*** Extracted material ***

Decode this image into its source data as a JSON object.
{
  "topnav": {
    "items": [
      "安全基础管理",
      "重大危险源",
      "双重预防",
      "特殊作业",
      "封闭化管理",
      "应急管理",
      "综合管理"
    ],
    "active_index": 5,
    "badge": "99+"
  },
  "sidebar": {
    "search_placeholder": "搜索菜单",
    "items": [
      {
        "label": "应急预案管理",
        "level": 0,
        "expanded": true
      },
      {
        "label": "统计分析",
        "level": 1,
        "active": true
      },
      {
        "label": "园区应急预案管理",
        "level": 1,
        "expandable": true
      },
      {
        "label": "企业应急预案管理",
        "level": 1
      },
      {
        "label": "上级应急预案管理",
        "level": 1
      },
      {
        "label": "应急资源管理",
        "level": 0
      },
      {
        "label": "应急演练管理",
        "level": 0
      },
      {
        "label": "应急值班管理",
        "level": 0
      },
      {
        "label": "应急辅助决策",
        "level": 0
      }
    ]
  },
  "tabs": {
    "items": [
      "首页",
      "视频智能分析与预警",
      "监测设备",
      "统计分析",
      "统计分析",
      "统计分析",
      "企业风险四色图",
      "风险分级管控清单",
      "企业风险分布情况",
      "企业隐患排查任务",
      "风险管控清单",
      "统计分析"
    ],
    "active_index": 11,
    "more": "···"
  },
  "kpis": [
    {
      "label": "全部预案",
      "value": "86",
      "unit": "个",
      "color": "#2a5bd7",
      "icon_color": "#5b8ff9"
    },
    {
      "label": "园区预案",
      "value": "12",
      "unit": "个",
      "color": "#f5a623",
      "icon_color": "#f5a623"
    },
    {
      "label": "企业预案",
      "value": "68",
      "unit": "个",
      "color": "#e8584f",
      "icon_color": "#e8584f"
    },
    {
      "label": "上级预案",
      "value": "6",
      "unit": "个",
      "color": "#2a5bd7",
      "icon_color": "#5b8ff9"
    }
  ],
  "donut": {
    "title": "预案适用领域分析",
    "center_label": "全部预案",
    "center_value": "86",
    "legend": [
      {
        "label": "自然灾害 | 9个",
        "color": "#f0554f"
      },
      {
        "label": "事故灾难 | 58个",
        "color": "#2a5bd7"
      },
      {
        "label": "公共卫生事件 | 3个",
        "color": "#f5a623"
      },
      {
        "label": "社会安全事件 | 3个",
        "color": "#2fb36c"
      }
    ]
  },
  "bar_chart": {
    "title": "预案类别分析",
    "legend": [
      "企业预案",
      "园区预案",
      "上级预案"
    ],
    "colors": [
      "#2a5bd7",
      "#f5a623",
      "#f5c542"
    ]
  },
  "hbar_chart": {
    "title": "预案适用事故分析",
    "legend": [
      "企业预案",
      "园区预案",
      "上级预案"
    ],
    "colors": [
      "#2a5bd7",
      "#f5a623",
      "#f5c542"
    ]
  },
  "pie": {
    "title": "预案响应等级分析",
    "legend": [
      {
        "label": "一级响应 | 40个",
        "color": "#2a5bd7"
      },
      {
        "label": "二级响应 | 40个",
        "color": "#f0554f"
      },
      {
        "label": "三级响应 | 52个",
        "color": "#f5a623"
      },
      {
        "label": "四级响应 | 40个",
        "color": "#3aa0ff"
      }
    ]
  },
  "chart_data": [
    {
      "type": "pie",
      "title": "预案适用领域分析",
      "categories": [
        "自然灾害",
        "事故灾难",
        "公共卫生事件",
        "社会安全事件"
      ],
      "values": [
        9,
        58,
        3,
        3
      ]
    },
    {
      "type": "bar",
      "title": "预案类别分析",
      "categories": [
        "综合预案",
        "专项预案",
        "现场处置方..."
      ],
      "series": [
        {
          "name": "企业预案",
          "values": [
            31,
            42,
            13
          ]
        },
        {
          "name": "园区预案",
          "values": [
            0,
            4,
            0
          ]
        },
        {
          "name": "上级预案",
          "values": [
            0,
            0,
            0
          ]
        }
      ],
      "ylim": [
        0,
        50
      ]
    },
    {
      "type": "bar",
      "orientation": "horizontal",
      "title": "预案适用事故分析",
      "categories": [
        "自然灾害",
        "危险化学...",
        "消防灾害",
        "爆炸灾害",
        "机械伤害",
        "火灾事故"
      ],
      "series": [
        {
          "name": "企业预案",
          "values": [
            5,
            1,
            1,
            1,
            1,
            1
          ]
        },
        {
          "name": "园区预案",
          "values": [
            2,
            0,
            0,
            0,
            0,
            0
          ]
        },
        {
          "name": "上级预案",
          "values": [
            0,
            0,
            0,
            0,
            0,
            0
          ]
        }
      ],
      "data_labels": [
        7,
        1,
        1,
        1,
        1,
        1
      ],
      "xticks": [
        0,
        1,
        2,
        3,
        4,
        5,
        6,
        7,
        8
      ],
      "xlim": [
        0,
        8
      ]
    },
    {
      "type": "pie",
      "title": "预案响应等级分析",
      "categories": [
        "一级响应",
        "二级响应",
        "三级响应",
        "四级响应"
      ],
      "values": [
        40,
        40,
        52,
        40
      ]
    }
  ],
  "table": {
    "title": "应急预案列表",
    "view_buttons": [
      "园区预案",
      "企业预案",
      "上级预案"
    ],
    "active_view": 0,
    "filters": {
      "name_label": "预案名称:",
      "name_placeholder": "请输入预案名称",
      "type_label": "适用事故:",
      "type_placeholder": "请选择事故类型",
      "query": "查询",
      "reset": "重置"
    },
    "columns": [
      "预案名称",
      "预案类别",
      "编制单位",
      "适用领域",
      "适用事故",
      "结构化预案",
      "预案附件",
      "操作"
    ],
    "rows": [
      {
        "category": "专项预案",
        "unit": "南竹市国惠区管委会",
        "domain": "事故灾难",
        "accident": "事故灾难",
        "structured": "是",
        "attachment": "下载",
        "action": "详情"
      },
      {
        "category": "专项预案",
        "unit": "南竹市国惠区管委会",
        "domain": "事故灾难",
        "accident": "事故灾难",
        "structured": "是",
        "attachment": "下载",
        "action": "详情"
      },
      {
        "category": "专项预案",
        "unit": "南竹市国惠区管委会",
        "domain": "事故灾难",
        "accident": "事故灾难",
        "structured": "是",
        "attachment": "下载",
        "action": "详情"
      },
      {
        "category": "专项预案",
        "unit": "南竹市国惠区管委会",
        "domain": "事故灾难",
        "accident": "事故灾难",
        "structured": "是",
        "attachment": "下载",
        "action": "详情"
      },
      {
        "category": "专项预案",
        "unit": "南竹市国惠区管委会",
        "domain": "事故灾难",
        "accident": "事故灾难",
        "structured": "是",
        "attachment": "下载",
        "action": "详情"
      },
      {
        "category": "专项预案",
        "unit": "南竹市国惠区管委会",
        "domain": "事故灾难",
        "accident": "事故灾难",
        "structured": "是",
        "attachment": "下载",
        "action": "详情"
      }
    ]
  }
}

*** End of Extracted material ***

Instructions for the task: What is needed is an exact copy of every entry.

Result of this exercise:
Decode this image into its source data as a JSON object.
{
  "topnav": {
    "items": [
      "安全基础管理",
      "重大危险源",
      "双重预防",
      "特殊作业",
      "封闭化管理",
      "应急管理",
      "综合管理"
    ],
    "active_index": 5,
    "badge": "99+"
  },
  "sidebar": {
    "search_placeholder": "搜索菜单",
    "items": [
      {
        "label": "应急预案管理",
        "level": 0,
        "expanded": true
      },
      {
        "label": "统计分析",
        "level": 1,
        "active": true
      },
      {
        "label": "园区应急预案管理",
        "level": 1,
        "expandable": true
      },
      {
        "label": "企业应急预案管理",
        "level": 1
      },
      {
        "label": "上级应急预案管理",
        "level": 1
      },
      {
        "label": "应急资源管理",
        "level": 0
      },
      {
        "label": "应急演练管理",
        "level": 0
      },
      {
        "label": "应急值班管理",
        "level": 0
      },
      {
        "label": "应急辅助决策",
        "level": 0
      }
    ]
  },
  "tabs": {
    "items": [
      "首页",
      "视频智能分析与预警",
      "监测设备",
      "统计分析",
      "统计分析",
      "统计分析",
      "企业风险四色图",
      "风险分级管控清单",
      "企业风险分布情况",
      "企业隐患排查任务",
      "风险管控清单",
      "统计分析"
    ],
    "active_index": 11,
    "more": "···"
  },
  "kpis": [
    {
      "label": "全部预案",
      "value": "86",
      "unit": "个",
      "color": "#2a5bd7",
      "icon_color": "#5b8ff9"
    },
    {
      "label": "园区预案",
      "value": "12",
      "unit": "个",
      "color": "#f5a623",
      "icon_color": "#f5a623"
    },
    {
      "label": "企业预案",
      "value": "68",
      "unit": "个",
      "color": "#e8584f",
      "icon_color": "#e8584f"
    },
    {
      "label": "上级预案",
      "value": "6",
      "unit": "个",
      "color": "#2a5bd7",
      "icon_color": "#5b8ff9"
    }
  ],
  "donut": {
    "title": "预案适用领域分析",
    "center_label": "全部预案",
    "center_value": "86",
    "legend": [
      {
        "label": "自然灾害 | 9个",
        "color": "#f0554f"
      },
      {
        "label": "事故灾难 | 58个",
        "color": "#2a5bd7"
      },
      {
        "label": "公共卫生事件 | 3个",
        "color": "#f5a623"
      },
      {
        "label": "社会安全事件 | 3个",
        "color": "#2fb36c"
      }
    ]
  },
  "bar_chart": {
    "title": "预案类别分析",
    "legend": [
      "企业预案",
      "园区预案",
      "上级预案"
    ],
    "colors": [
      "#2a5bd7",
      "#f5a623",
      "#f5c542"
    ]
  },
  "hbar_chart": {
    "title": "预案适用事故分析",
    "legend": [
      "企业预案",
      "园区预案",
      "上级预案"
    ],
    "colors": [
      "#2a5bd7",
      "#f5a623",
      "#f5c542"
    ]
  },
  "pie": {
    "title": "预案响应等级分析",
    "legend": [
      {
        "label": "一级响应 | 40个",
        "color": "#2a5bd7"
      },
      {
        "label": "二级响应 | 40个",
        "color": "#f0554f"
      },
      {
        "label": "三级响应 | 52个",
        "color": "#f5a623"
      },
      {
        "label": "四级响应 | 40个",
        "color": "#3aa0ff"
      }
    ]
  },
  "chart_data": [
    {
      "type": "pie",
      "title": "预案适用领域分析",
      "categories": [
        "自然灾害",
        "事故灾难",
        "公共卫生事件",
        "社会安全事件"
      ],
      "values": [
        9,
        58,
        3,
        3
      ]
    },
    {
      "type": "bar",
      "title": "预案类别分析",
      "categories": [
        "综合预案",
        "专项预案",
        "现场处置方..."
      ],
      "series": [
        {
          "name": "企业预案",
          "values": [
            31,
            42,
            13
          ]
        },
        {
          "name": "园区预案",
          "values": [
            0,
            4,
            0
          ]
        },
        {
          "name": "上级预案",
          "values": [
            0,
            0,
            0
          ]
        }
      ],
      "ylim": [
        0,
        50
      ]
    },
    {
      "type": "bar",
      "orientation": "horizontal",
      "title": "预案适用事故分析",
      "categories": [
        "自然灾害",
        "危险化学...",
        "消防灾害",
        "爆炸灾害",
        "机械伤害",
        "火灾事故"
      ],
      "series": [
        {
          "name": "企业预案",
          "values": [
            5,
            1,
            1,
            1,
            1,
            1
          ]
        },
        {
          "name": "园区预案",
          "values": [
            2,
            0,
            0,
            0,
            0,
            0
          ]
        },
        {
          "name": "上级预案",
          "values": [
            0,
            0,
            0,
            0,
            0,
            0
          ]
        }
      ],
      "data_labels": [
        7,
        1,
        1,
        1,
        1,
        1
      ],
      "xticks": [
        0,
        1,
        2,
        3,
        4,
        5,
        6,
        7,
        8
      ],
      "xlim": [
        0,
        8
      ]
    },
    {
      "type": "pie",
      "title": "预案响应等级分析",
      "categories": [
        "一级响应",
        "二级响应",
        "三级响应",
        "四级响应"
      ],
      "values": [
        40,
        40,
        52,
        40
      ]
    }
  ],
  "table": {
    "title": "应急预案列表",
    "view_buttons": [
      "园区预案",
      "企业预案",
      "上级预案"
    ],
    "active_view": 0,
    "filters": {
      "name_label": "预案名称:",
      "name_placeholder": "请输入预案名称",
      "type_label": "适用事故:",
      "type_placeholder": "请选择事故类型",
      "query": "查询",
      "reset": "重置"
    },
    "columns": [
      "预案名称",
      "预案类别",
      "编制单位",
      "适用领域",
      "适用事故",
      "结构化预案",
      "预案附件",
      "操作"
    ],
    "rows": [
      {
        "category": "专项预案",
        "unit": "南竹市国惠区管委会",
        "domain": "事故灾难",
        "accident": "事故灾难",
        "structured": "是",
        "attachment": "下载",
        "action": "详情"
      },
      {
        "category": "专项预案",
        "unit": "南竹市国惠区管委会",
        "domain": "事故灾难",
        "accident": "事故灾难",
        "structured": "是",
        "attachment": "下载",
        "action": "详情"
      },
      {
        "category": "专项预案",
        "unit": "南竹市国惠区管委会",
        "domain": "事故灾难",
        "accident": "事故灾难",
        "structured": "是",
        "attachment": "下载",
        "action": "详情"
      },
      {
        "category": "专项预案",
        "unit": "南竹市国惠区管委会",
        "domain": "事故灾难",
        "accident": "事故灾难",
        "structured": "是",
        "attachment": "下载",
        "action": "详情"
      },
      {
        "category": "专项预案",
        "unit": "南竹市国惠区管委会",
        "domain": "事故灾难",
        "accident": "事故灾难",
        "structured": "是",
        "attachment": "下载",
        "action": "详情"
      },
      {
        "category": "专项预案",
        "unit": "南竹市国惠区管委会",
        "domain": "事故灾难",
        "accident": "事故灾难",
        "structured": "是",
        "attachment": "下载",
        "action": "详情"
      }
    ]
  }
}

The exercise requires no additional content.